Finally, I've got a new solar oven in the works. It will be made of glass and wood-- but plank wood rather than plywood, so there aren't any glues, formaldehyde or other nasty stuff. I've got the body of it completed and it gets up to 200 degrees without any reflectors. I'm hoping to get those built and attached this week. I've been taking step by step photos, so I'll post it all at once when it's all done. It seems crazy and un-smart to build an oven out of wood, but I'm pretty sure it will work out without any spontaneous combustion. Pretty sure.

Sunday, October 5, 2008

Rare fruit classes and update

Yesterday was the fall plant sale accompanied by a great selection of FREE classes at our cooperative extension office. A person on the Phoenix Permaculture site posted about this and it couldn't have come at a better time. I didn't feel we had the money to buy any plants, like I'd originally intended, but I knew we had plenty of funds to cover free classes. ;) The ones I took were presented by master gardeners and members of the Arizona Rare Fruit Growers and included: tropical food plants in Phoenix, Grafting, Pomegranates, and Bananas and I ended up with a free tiny avocado tree from the grafting demo and a banana tree from the banana demo. I also got some free seed from the red okra they're growing in the demonstration gardens, which was a variety I planned on buying next year. I hope to pass on some of the information I learned in the coming days.

I came home and my husband and I planted the 6 citrus trees I had bought a week ago with birthday money. We now have 27 or 28 different varieties of fruit trees for a total of around 32 trees on our 1/5 acre lot. That sounds ridiculous, like we must be living in a forest of peach trees, but they really don't take up too much room.

I was so scatterbrained last week, I didn't post many chick updates, so here's a picture I took of Cosmo, our white-crested blue polish, almost a week ago. Tomorrow the groups of chicks will be 3 weeks old and 1 week old and I'll take some new pictures.

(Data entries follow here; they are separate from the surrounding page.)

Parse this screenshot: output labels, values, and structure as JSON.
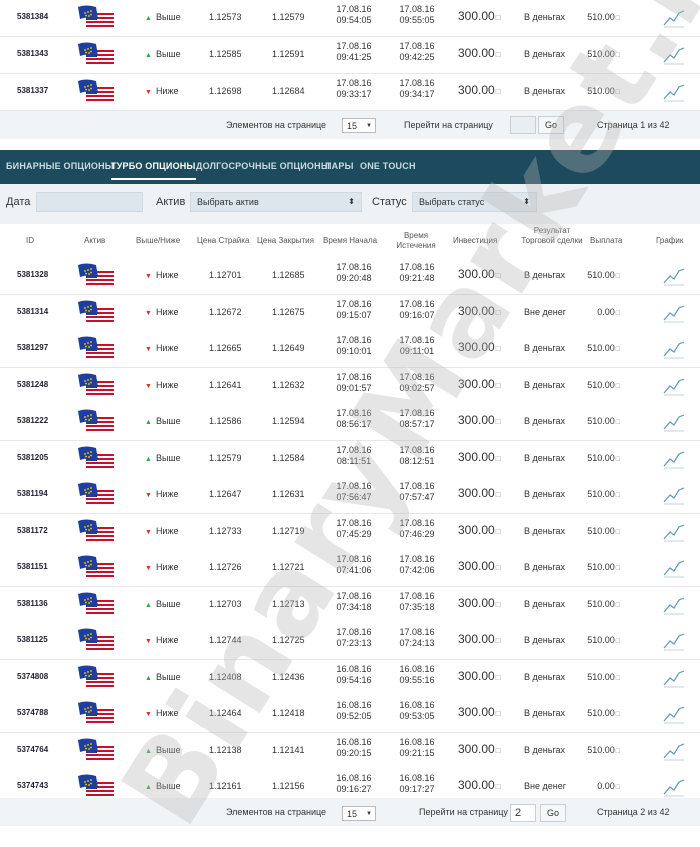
{
  "top_rows": [
    {
      "id": "5381384",
      "dir": "up",
      "dir_label": "Выше",
      "strike": "1.12573",
      "close": "1.12579",
      "start_date": "17.08.16",
      "start_time": "09:54:05",
      "end_date": "17.08.16",
      "end_time": "09:55:05",
      "investment": "300.00",
      "result": "В деньгах",
      "payout": "510.00"
    },
    {
      "id": "5381343",
      "dir": "up",
      "dir_label": "Выше",
      "strike": "1.12585",
      "close": "1.12591",
      "start_date": "17.08.16",
      "start_time": "09:41:25",
      "end_date": "17.08.16",
      "end_time": "09:42:25",
      "investment": "300.00",
      "result": "В деньгах",
      "payout": "510.00"
    },
    {
      "id": "5381337",
      "dir": "down",
      "dir_label": "Ниже",
      "strike": "1.12698",
      "close": "1.12684",
      "start_date": "17.08.16",
      "start_time": "09:33:17",
      "end_date": "17.08.16",
      "end_time": "09:34:17",
      "investment": "300.00",
      "result": "В деньгах",
      "payout": "510.00"
    }
  ],
  "pager_top": {
    "per_page_label": "Элементов на странице",
    "per_page_value": "15",
    "goto_label": "Перейти на страницу",
    "goto_value": "",
    "go_label": "Go",
    "page_info": "Страница 1 из 42"
  },
  "nav_tabs": [
    {
      "label": "БИНАРНЫЕ ОПЦИОНЫ",
      "active": false
    },
    {
      "label": "ТУРБО ОПЦИОНЫ",
      "active": true
    },
    {
      "label": "ДОЛГОСРОЧНЫЕ ОПЦИОНЫ",
      "active": false
    },
    {
      "label": "ПАРЫ",
      "active": false
    },
    {
      "label": "ONE TOUCH",
      "active": false
    }
  ],
  "filters": {
    "date_label": "Дата",
    "date_value": "",
    "asset_label": "Актив",
    "asset_value": "Выбрать актив",
    "status_label": "Статус",
    "status_value": "Выбрать статус"
  },
  "columns": [
    "ID",
    "Актив",
    "Выше/Ниже",
    "Цена Страйка",
    "Цена Закрытия",
    "Время Начала",
    "Время Истечения",
    "Инвестиция",
    "Результат Торговой сделки",
    "Выплата",
    "График"
  ],
  "rows": [
    {
      "id": "5381328",
      "dir": "down",
      "dir_label": "Ниже",
      "strike": "1.12701",
      "close": "1.12685",
      "start_date": "17.08.16",
      "start_time": "09:20:48",
      "end_date": "17.08.16",
      "end_time": "09:21:48",
      "investment": "300.00",
      "result": "В деньгах",
      "payout": "510.00"
    },
    {
      "id": "5381314",
      "dir": "down",
      "dir_label": "Ниже",
      "strike": "1.12672",
      "close": "1.12675",
      "start_date": "17.08.16",
      "start_time": "09:15:07",
      "end_date": "17.08.16",
      "end_time": "09:16:07",
      "investment": "300.00",
      "result": "Вне денег",
      "payout": "0.00"
    },
    {
      "id": "5381297",
      "dir": "down",
      "dir_label": "Ниже",
      "strike": "1.12665",
      "close": "1.12649",
      "start_date": "17.08.16",
      "start_time": "09:10:01",
      "end_date": "17.08.16",
      "end_time": "09:11:01",
      "investment": "300.00",
      "result": "В деньгах",
      "payout": "510.00"
    },
    {
      "id": "5381248",
      "dir": "down",
      "dir_label": "Ниже",
      "strike": "1.12641",
      "close": "1.12632",
      "start_date": "17.08.16",
      "start_time": "09:01:57",
      "end_date": "17.08.16",
      "end_time": "09:02:57",
      "investment": "300.00",
      "result": "В деньгах",
      "payout": "510.00"
    },
    {
      "id": "5381222",
      "dir": "up",
      "dir_label": "Выше",
      "strike": "1.12586",
      "close": "1.12594",
      "start_date": "17.08.16",
      "start_time": "08:56:17",
      "end_date": "17.08.16",
      "end_time": "08:57:17",
      "investment": "300.00",
      "result": "В деньгах",
      "payout": "510.00"
    },
    {
      "id": "5381205",
      "dir": "up",
      "dir_label": "Выше",
      "strike": "1.12579",
      "close": "1.12584",
      "start_date": "17.08.16",
      "start_time": "08:11:51",
      "end_date": "17.08.16",
      "end_time": "08:12:51",
      "investment": "300.00",
      "result": "В деньгах",
      "payout": "510.00"
    },
    {
      "id": "5381194",
      "dir": "down",
      "dir_label": "Ниже",
      "strike": "1.12647",
      "close": "1.12631",
      "start_date": "17.08.16",
      "start_time": "07:56:47",
      "end_date": "17.08.16",
      "end_time": "07:57:47",
      "investment": "300.00",
      "result": "В деньгах",
      "payout": "510.00"
    },
    {
      "id": "5381172",
      "dir": "down",
      "dir_label": "Ниже",
      "strike": "1.12733",
      "close": "1.12719",
      "start_date": "17.08.16",
      "start_time": "07:45:29",
      "end_date": "17.08.16",
      "end_time": "07:46:29",
      "investment": "300.00",
      "result": "В деньгах",
      "payout": "510.00"
    },
    {
      "id": "5381151",
      "dir": "down",
      "dir_label": "Ниже",
      "strike": "1.12726",
      "close": "1.12721",
      "start_date": "17.08.16",
      "start_time": "07:41:06",
      "end_date": "17.08.16",
      "end_time": "07:42:06",
      "investment": "300.00",
      "result": "В деньгах",
      "payout": "510.00"
    },
    {
      "id": "5381136",
      "dir": "up",
      "dir_label": "Выше",
      "strike": "1.12703",
      "close": "1.12713",
      "start_date": "17.08.16",
      "start_time": "07:34:18",
      "end_date": "17.08.16",
      "end_time": "07:35:18",
      "investment": "300.00",
      "result": "В деньгах",
      "payout": "510.00"
    },
    {
      "id": "5381125",
      "dir": "down",
      "dir_label": "Ниже",
      "strike": "1.12744",
      "close": "1.12725",
      "start_date": "17.08.16",
      "start_time": "07:23:13",
      "end_date": "17.08.16",
      "end_time": "07:24:13",
      "investment": "300.00",
      "result": "В деньгах",
      "payout": "510.00"
    },
    {
      "id": "5374808",
      "dir": "up",
      "dir_label": "Выше",
      "strike": "1.12408",
      "close": "1.12436",
      "start_date": "16.08.16",
      "start_time": "09:54:16",
      "end_date": "16.08.16",
      "end_time": "09:55:16",
      "investment": "300.00",
      "result": "В деньгах",
      "payout": "510.00"
    },
    {
      "id": "5374788",
      "dir": "down",
      "dir_label": "Ниже",
      "strike": "1.12464",
      "close": "1.12418",
      "start_date": "16.08.16",
      "start_time": "09:52:05",
      "end_date": "16.08.16",
      "end_time": "09:53:05",
      "investment": "300.00",
      "result": "В деньгах",
      "payout": "510.00"
    },
    {
      "id": "5374764",
      "dir": "up",
      "dir_label": "Выше",
      "strike": "1.12138",
      "close": "1.12141",
      "start_date": "16.08.16",
      "start_time": "09:20:15",
      "end_date": "16.08.16",
      "end_time": "09:21:15",
      "investment": "300.00",
      "result": "В деньгах",
      "payout": "510.00"
    },
    {
      "id": "5374743",
      "dir": "up",
      "dir_label": "Выше",
      "strike": "1.12161",
      "close": "1.12156",
      "start_date": "16.08.16",
      "start_time": "09:16:27",
      "end_date": "16.08.16",
      "end_time": "09:17:27",
      "investment": "300.00",
      "result": "Вне денег",
      "payout": "0.00"
    }
  ],
  "pager_bottom": {
    "per_page_label": "Элементов на странице",
    "per_page_value": "15",
    "goto_label": "Перейти на страницу",
    "goto_value": "2",
    "go_label": "Go",
    "page_info": "Страница 2 из 42"
  },
  "currency_symbol": "□",
  "watermark": "BinaryMarket.ru",
  "colors": {
    "nav_bg": "#1d4a5c",
    "up": "#2ea84a",
    "down": "#d9342b",
    "filter_bg": "#eef2f4",
    "pager_bg": "#f1f4f6"
  }
}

Thanks for all the comments and emails about our recent income slash. We're definitely going to try and make lemonade out of the situation. :)